Tip: New Finder Commands #5: Hide/Show Sidebar

2009/08/27

[One of a series regarding Snow Leopard’s new Finder menu commands.]

In Leopard, hiding a Finder window toolbar with either View > Hide Toolbar or by clicking the Toolbar button meant the window’s sidebar also disappeared—and hiding the toolbar was the only way to hide the sidebar. Although hiding the toolbar still means the sidebar goes away, too, the opposite isn’t true: you can now hide the sidebar independently, leaving the toolbar available for quick-click commands on its buttons. Read the rest of this entry »

Advertisements

TIP: New Finder Commands #4: Arrangements in Column View

2009/08/27

[One of a series regarding Snow Leopard’s new Finder menu commands.]

Hallelujah! What were they thinking last time around? In Leopard—for some unknown (if any) reason—choosing an arrangement for a column-view window required a trip to the View Options palette (through the View > Show Options command), while other window views were politely provided with an Arrange By submenu (and concomitant keyboard commands). Column-view windows now get the same courtesy.


TIP: New Finder Commands #3: Open and Close Window

2009/08/27

[One of a series regarding Snow Leopard’s new Finder menu commands.]

Press Option, and the File menu’s Open command changes to Open and Close Window (with the expected change of Command-O changing to Command-Option-O). This doesn’t sound like a useful command, does it? After all, opening and then closing the window automatically doesn’t give you much time to do anything, even if you’re a super-speedy reader. It is useful however, because its full name is “Open a new window for the selected folder, and close the one the folder is in.” Read the rest of this entry »


TIP: New Finder Commands #2: Add to Dock

2009/08/27

[One of a series regarding Snow Leopard’s new Finder menu commands.]

The new kid on the File menu block is Add to Dock, which shows up when you press Shift. Select an icon in the Finder, choose the command, and, voila—you’ve saved yourself from dragging something a mile across a large screen.

The Command-Shift-T shortcut for this menu choice that used to be assigned to Add to Favorites now works for this new command.


TIP: New Finder Commands #1: Services

2009/08/27

[One of a series regarding Snow Leopard’s new Finder menu commands.]

This isn’t a new item—but there’s an entirely new approach to the existing command, so I wanted to bring it to your attention. The Service menu has been relatively useless, and difficult to understand: Where do all those things come from? Why are most of them dim most of the time? And, most importantly: Why can’t I get rid of them? Read the rest of this entry »

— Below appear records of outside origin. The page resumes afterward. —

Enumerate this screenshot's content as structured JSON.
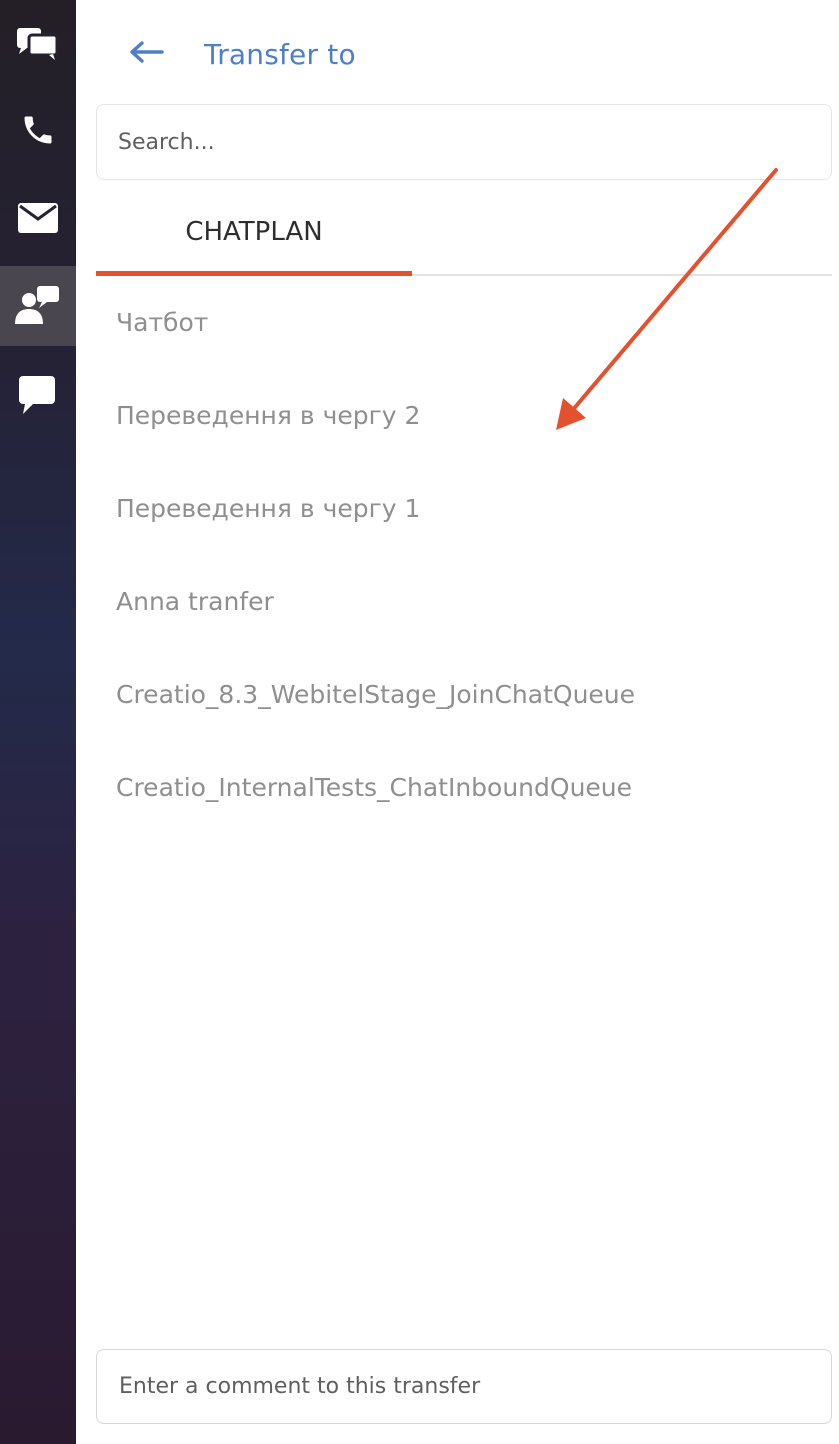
{
  "sidebar": {
    "items": [
      {
        "icon": "chats-icon"
      },
      {
        "icon": "phone-icon"
      },
      {
        "icon": "mail-icon"
      },
      {
        "icon": "user-chat-icon",
        "active": true
      },
      {
        "icon": "chat-bubble-icon"
      }
    ]
  },
  "header": {
    "back_icon": "arrow-left-icon",
    "title": "Transfer to"
  },
  "search": {
    "placeholder": "Search..."
  },
  "tabs": [
    {
      "label": "CHATPLAN",
      "active": true
    }
  ],
  "chatplan_items": [
    "Чатбот",
    "Переведення в чергу 2",
    "Переведення в чергу 1",
    "Anna tranfer",
    "Creatio_8.3_WebitelStage_JoinChatQueue",
    "Creatio_InternalTests_ChatInboundQueue"
  ],
  "comment": {
    "placeholder": "Enter a comment to this transfer"
  },
  "colors": {
    "accent": "#e4512f",
    "title": "#4e7fca",
    "item_text": "#8f8f8f"
  }
}
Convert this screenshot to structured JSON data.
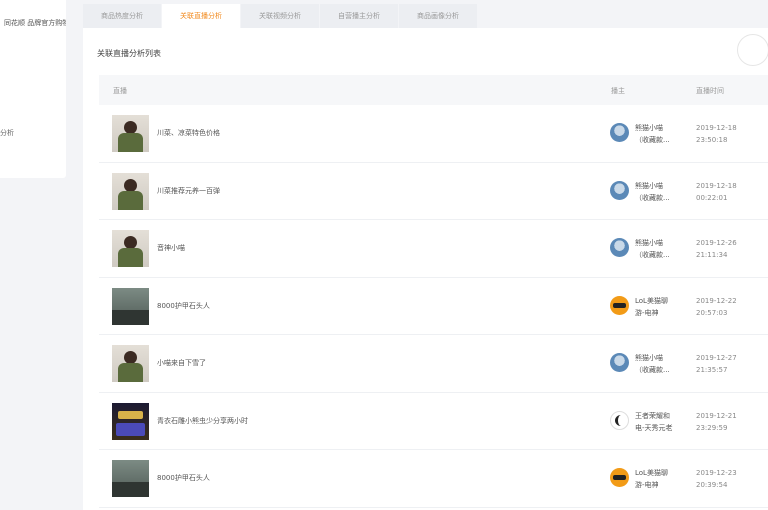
{
  "sidebar": {
    "line1": "同花顺  品牌官方购物已成首单",
    "line2": "分析"
  },
  "tabs": [
    {
      "label": "商品热度分析",
      "active": false
    },
    {
      "label": "关联直播分析",
      "active": true
    },
    {
      "label": "关联视频分析",
      "active": false
    },
    {
      "label": "自营播主分析",
      "active": false
    },
    {
      "label": "商品画像分析",
      "active": false
    }
  ],
  "panel": {
    "title": "关联直播分析列表",
    "columns": {
      "live": "直播",
      "anchor": "播主",
      "time": "直播时间"
    }
  },
  "rows": [
    {
      "title": "川菜、凉菜特色价格",
      "anchor": [
        "熊猫小喵",
        "（收藏款..."
      ],
      "time": [
        "2019-12-18",
        "23:50:18"
      ],
      "thumb": "person",
      "avatar": "a1"
    },
    {
      "title": "川菜推荐元养一百弹",
      "anchor": [
        "熊猫小喵",
        "（收藏款..."
      ],
      "time": [
        "2019-12-18",
        "00:22:01"
      ],
      "thumb": "person",
      "avatar": "a1"
    },
    {
      "title": "音神小喵",
      "anchor": [
        "熊猫小喵",
        "（收藏款..."
      ],
      "time": [
        "2019-12-26",
        "21:11:34"
      ],
      "thumb": "person",
      "avatar": "a1"
    },
    {
      "title": "8000护甲石头人",
      "anchor": [
        "LoL美猫聊",
        "游-电神"
      ],
      "time": [
        "2019-12-22",
        "20:57:03"
      ],
      "thumb": "game",
      "avatar": "a2"
    },
    {
      "title": "小喵来自下雪了",
      "anchor": [
        "熊猫小喵",
        "（收藏款..."
      ],
      "time": [
        "2019-12-27",
        "21:35:57"
      ],
      "thumb": "person",
      "avatar": "a1"
    },
    {
      "title": "青衣石雕小熊虫少分享两小时",
      "anchor": [
        "王者荣耀和",
        "电-天秀元老"
      ],
      "time": [
        "2019-12-21",
        "23:29:59"
      ],
      "thumb": "dark",
      "avatar": "a3"
    },
    {
      "title": "8000护甲石头人",
      "anchor": [
        "LoL美猫聊",
        "游-电神"
      ],
      "time": [
        "2019-12-23",
        "20:39:54"
      ],
      "thumb": "game",
      "avatar": "a2"
    }
  ]
}
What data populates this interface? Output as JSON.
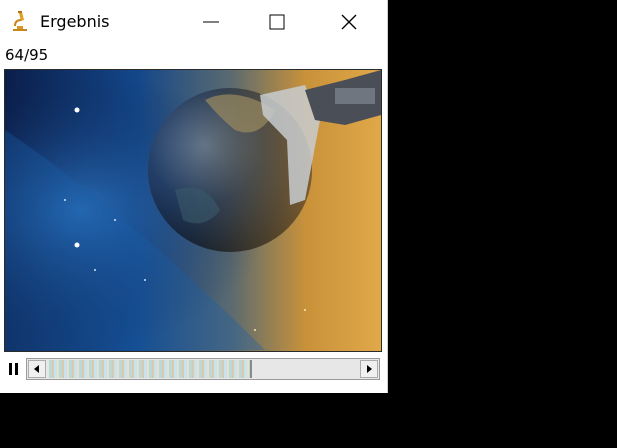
{
  "window": {
    "title": "Ergebnis",
    "controls": [
      "minimize",
      "maximize",
      "close"
    ]
  },
  "frame_counter": "64/95",
  "playback": {
    "state": "paused-control-shown",
    "position_fraction": 0.66
  },
  "icons": {
    "app": "microscope-icon",
    "pause": "pause-icon",
    "left_arrow": "arrow-left-icon",
    "right_arrow": "arrow-right-icon"
  },
  "colors": {
    "window_bg": "#ffffff",
    "desktop_bg": "#000000",
    "accent_icon": "#e0a020"
  }
}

TIP: Put the Character Palette in the Input menu

2009/07/20

While this is a standalone tip for anyone who doesn’t know how to activate the Input menu and put Character Palette in it, I was moved to post this specifically to support an Excel tip (Make Excel in-cell graphs look like bars). And, of course, I was then impelled to create the tip on accessing Character Palette without using the Input menu—but that works only in Apple and very-Apple-compliant programs. Read the rest of this entry »


TIP: Access the Character Palette without the Input menu

2009/07/20

You may or may not have the Input menu activated in your menu bar (it’s the one with the flag icon, the flag representing the language of your current input setting); you may or may not have the Character Palette listed in the menu. But you can open the Character Palette from an application’s Edit menu, or with a keyboard command whether you have the Character Palette in the Input menu or even if you don’t have an Input menu at all. Read the rest of this entry »